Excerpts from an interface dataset
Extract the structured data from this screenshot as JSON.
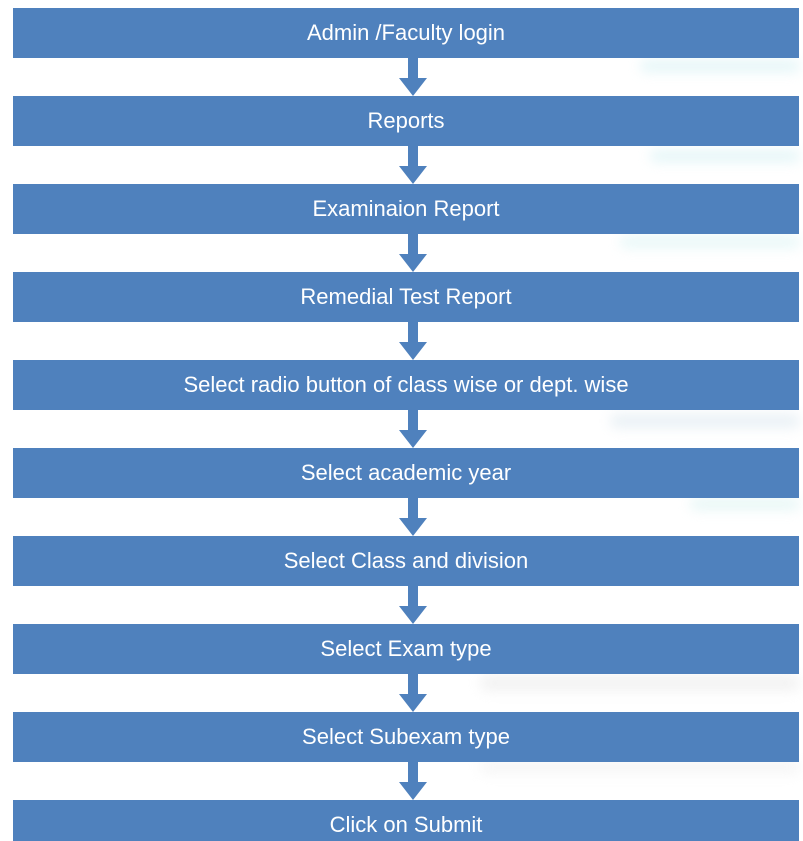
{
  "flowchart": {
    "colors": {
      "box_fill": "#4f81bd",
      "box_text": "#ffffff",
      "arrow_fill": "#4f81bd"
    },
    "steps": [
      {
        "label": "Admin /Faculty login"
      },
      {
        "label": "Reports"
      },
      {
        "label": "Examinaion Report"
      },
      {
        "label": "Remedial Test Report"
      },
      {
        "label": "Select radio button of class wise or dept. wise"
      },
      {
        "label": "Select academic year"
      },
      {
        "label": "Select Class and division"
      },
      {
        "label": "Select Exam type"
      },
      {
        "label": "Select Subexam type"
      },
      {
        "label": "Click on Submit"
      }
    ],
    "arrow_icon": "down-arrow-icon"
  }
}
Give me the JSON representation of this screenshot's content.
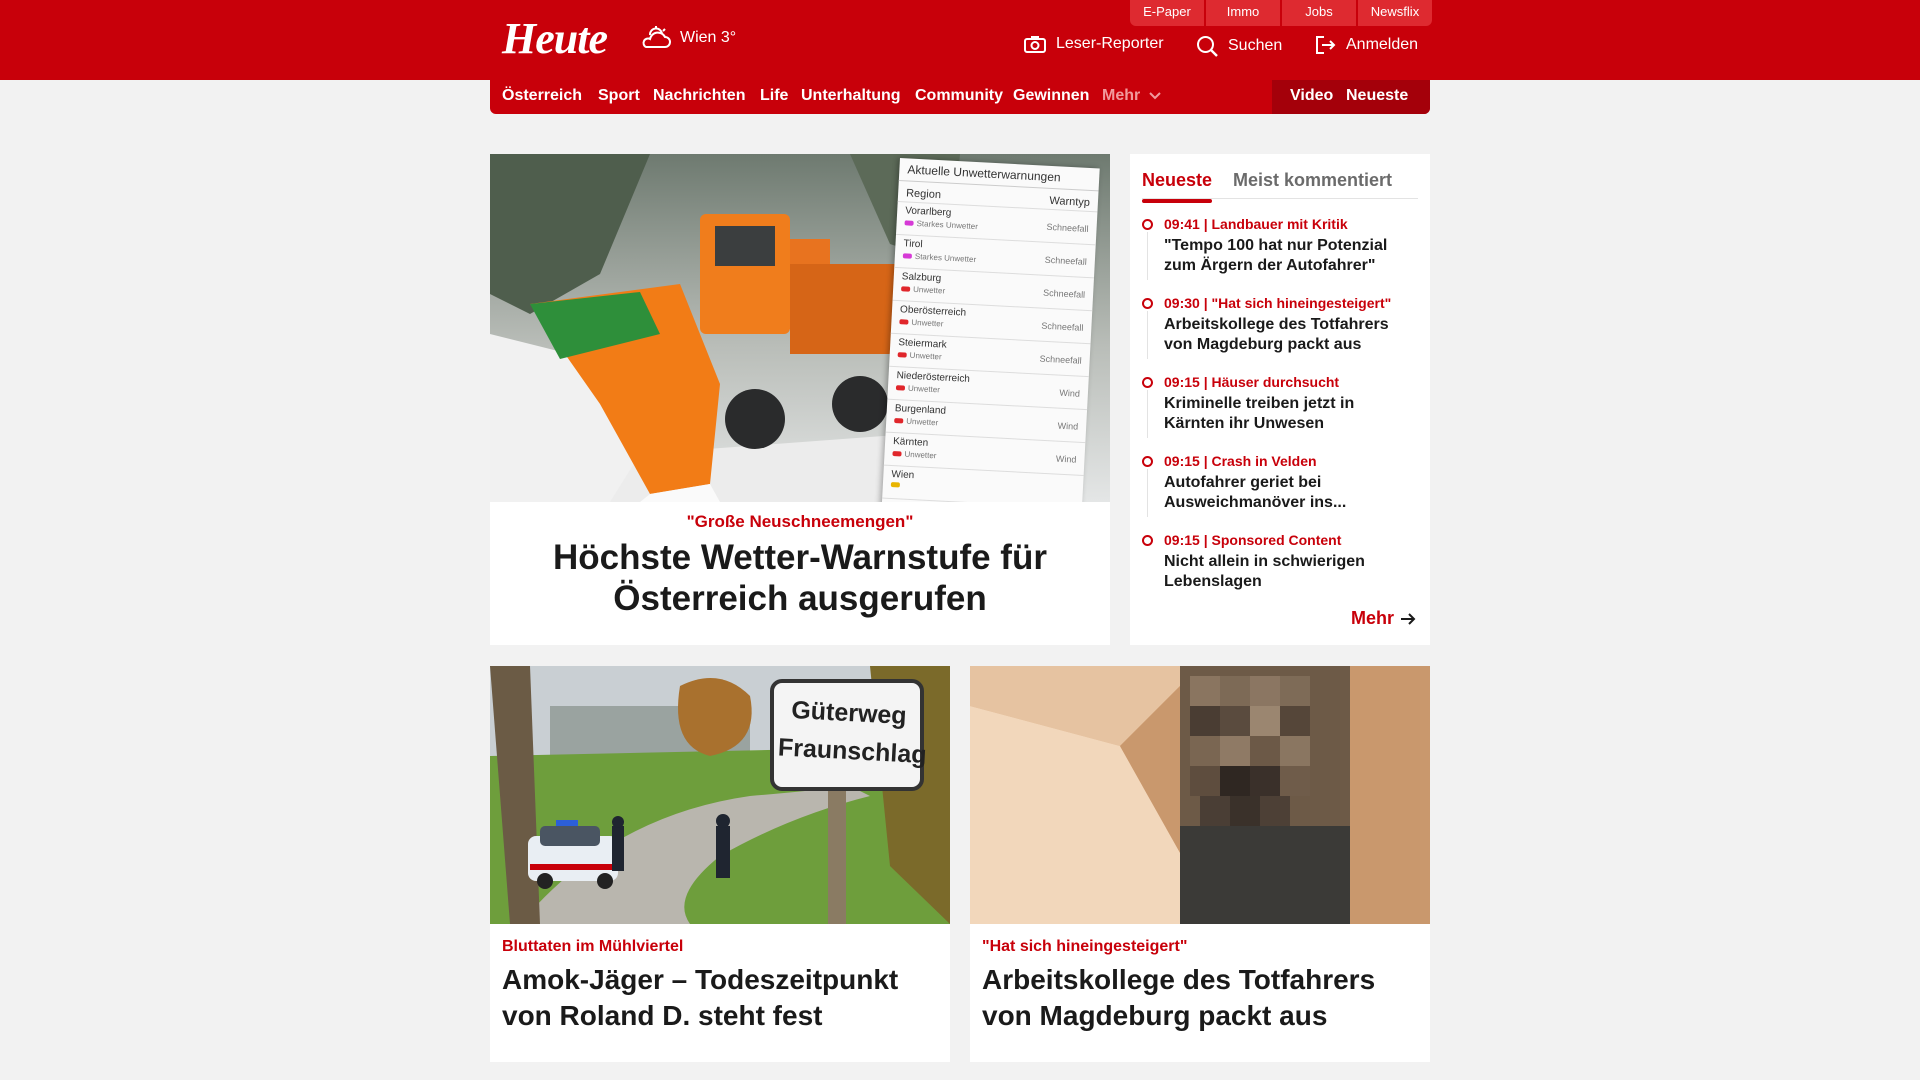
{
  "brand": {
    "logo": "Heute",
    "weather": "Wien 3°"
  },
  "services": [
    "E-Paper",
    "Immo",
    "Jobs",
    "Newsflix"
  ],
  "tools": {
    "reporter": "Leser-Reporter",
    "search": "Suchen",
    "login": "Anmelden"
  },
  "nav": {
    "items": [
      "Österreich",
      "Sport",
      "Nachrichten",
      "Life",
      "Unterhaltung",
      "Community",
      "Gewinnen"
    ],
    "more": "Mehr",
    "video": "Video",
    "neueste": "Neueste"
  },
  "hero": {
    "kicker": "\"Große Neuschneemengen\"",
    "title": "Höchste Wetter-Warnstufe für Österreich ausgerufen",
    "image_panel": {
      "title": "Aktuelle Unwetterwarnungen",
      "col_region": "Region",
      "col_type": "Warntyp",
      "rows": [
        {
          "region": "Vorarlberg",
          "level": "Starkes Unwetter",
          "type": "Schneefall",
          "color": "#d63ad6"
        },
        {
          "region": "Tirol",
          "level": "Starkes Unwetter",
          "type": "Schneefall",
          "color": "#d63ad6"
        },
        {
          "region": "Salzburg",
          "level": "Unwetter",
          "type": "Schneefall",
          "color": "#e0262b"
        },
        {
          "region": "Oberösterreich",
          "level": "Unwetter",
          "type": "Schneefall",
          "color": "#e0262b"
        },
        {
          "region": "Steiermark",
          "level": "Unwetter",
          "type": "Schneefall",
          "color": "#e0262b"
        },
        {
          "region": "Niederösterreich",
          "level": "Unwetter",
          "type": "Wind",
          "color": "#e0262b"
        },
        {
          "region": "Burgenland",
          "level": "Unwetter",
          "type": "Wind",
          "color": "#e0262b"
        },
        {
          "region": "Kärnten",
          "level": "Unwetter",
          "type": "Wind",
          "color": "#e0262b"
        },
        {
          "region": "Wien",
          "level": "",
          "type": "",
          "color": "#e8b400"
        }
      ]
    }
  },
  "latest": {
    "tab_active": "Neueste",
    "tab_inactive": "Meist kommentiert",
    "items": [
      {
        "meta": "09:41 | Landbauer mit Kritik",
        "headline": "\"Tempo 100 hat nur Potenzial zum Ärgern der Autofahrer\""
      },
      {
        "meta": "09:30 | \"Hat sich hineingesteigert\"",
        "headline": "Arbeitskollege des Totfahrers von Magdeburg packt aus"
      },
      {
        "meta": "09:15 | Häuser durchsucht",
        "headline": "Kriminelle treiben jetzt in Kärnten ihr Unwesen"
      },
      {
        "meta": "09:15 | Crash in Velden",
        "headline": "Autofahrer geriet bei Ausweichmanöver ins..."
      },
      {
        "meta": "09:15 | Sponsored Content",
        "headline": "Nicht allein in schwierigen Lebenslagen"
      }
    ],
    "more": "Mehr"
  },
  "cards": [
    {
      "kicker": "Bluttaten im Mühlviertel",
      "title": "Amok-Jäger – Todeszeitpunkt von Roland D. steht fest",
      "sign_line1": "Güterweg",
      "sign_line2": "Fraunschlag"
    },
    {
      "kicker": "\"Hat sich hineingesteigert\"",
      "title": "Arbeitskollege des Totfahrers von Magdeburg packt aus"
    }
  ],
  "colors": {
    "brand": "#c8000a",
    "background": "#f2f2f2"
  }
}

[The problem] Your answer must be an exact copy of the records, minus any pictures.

[Result]
Extract the structured data from this screenshot as JSON.
{
  "flowchart": {
    "colors": {
      "box_fill": "#4f81bd",
      "box_text": "#ffffff",
      "arrow_fill": "#4f81bd"
    },
    "steps": [
      {
        "label": "Admin /Faculty login"
      },
      {
        "label": "Reports"
      },
      {
        "label": "Examinaion Report"
      },
      {
        "label": "Remedial Test Report"
      },
      {
        "label": "Select radio button of class wise or dept. wise"
      },
      {
        "label": "Select academic year"
      },
      {
        "label": "Select Class and division"
      },
      {
        "label": "Select Exam type"
      },
      {
        "label": "Select Subexam type"
      },
      {
        "label": "Click on Submit"
      }
    ],
    "arrow_icon": "down-arrow-icon"
  }
}
Give me the JSON representation of this screenshot's content.
{
  "brand": {
    "logo": "Heute",
    "weather": "Wien 3°"
  },
  "services": [
    "E-Paper",
    "Immo",
    "Jobs",
    "Newsflix"
  ],
  "tools": {
    "reporter": "Leser-Reporter",
    "search": "Suchen",
    "login": "Anmelden"
  },
  "nav": {
    "items": [
      "Österreich",
      "Sport",
      "Nachrichten",
      "Life",
      "Unterhaltung",
      "Community",
      "Gewinnen"
    ],
    "more": "Mehr",
    "video": "Video",
    "neueste": "Neueste"
  },
  "hero": {
    "kicker": "\"Große Neuschneemengen\"",
    "title": "Höchste Wetter-Warnstufe für Österreich ausgerufen",
    "image_panel": {
      "title": "Aktuelle Unwetterwarnungen",
      "col_region": "Region",
      "col_type": "Warntyp",
      "rows": [
        {
          "region": "Vorarlberg",
          "level": "Starkes Unwetter",
          "type": "Schneefall",
          "color": "#d63ad6"
        },
        {
          "region": "Tirol",
          "level": "Starkes Unwetter",
          "type": "Schneefall",
          "color": "#d63ad6"
        },
        {
          "region": "Salzburg",
          "level": "Unwetter",
          "type": "Schneefall",
          "color": "#e0262b"
        },
        {
          "region": "Oberösterreich",
          "level": "Unwetter",
          "type": "Schneefall",
          "color": "#e0262b"
        },
        {
          "region": "Steiermark",
          "level": "Unwetter",
          "type": "Schneefall",
          "color": "#e0262b"
        },
        {
          "region": "Niederösterreich",
          "level": "Unwetter",
          "type": "Wind",
          "color": "#e0262b"
        },
        {
          "region": "Burgenland",
          "level": "Unwetter",
          "type": "Wind",
          "color": "#e0262b"
        },
        {
          "region": "Kärnten",
          "level": "Unwetter",
          "type": "Wind",
          "color": "#e0262b"
        },
        {
          "region": "Wien",
          "level": "",
          "type": "",
          "color": "#e8b400"
        }
      ]
    }
  },
  "latest": {
    "tab_active": "Neueste",
    "tab_inactive": "Meist kommentiert",
    "items": [
      {
        "meta": "09:41 | Landbauer mit Kritik",
        "headline": "\"Tempo 100 hat nur Potenzial zum Ärgern der Autofahrer\""
      },
      {
        "meta": "09:30 | \"Hat sich hineingesteigert\"",
        "headline": "Arbeitskollege des Totfahrers von Magdeburg packt aus"
      },
      {
        "meta": "09:15 | Häuser durchsucht",
        "headline": "Kriminelle treiben jetzt in Kärnten ihr Unwesen"
      },
      {
        "meta": "09:15 | Crash in Velden",
        "headline": "Autofahrer geriet bei Ausweichmanöver ins..."
      },
      {
        "meta": "09:15 | Sponsored Content",
        "headline": "Nicht allein in schwierigen Lebenslagen"
      }
    ],
    "more": "Mehr"
  },
  "cards": [
    {
      "kicker": "Bluttaten im Mühlviertel",
      "title": "Amok-Jäger – Todeszeitpunkt von Roland D. steht fest",
      "sign_line1": "Güterweg",
      "sign_line2": "Fraunschlag"
    },
    {
      "kicker": "\"Hat sich hineingesteigert\"",
      "title": "Arbeitskollege des Totfahrers von Magdeburg packt aus"
    }
  ],
  "colors": {
    "brand": "#c8000a",
    "background": "#f2f2f2"
  }
}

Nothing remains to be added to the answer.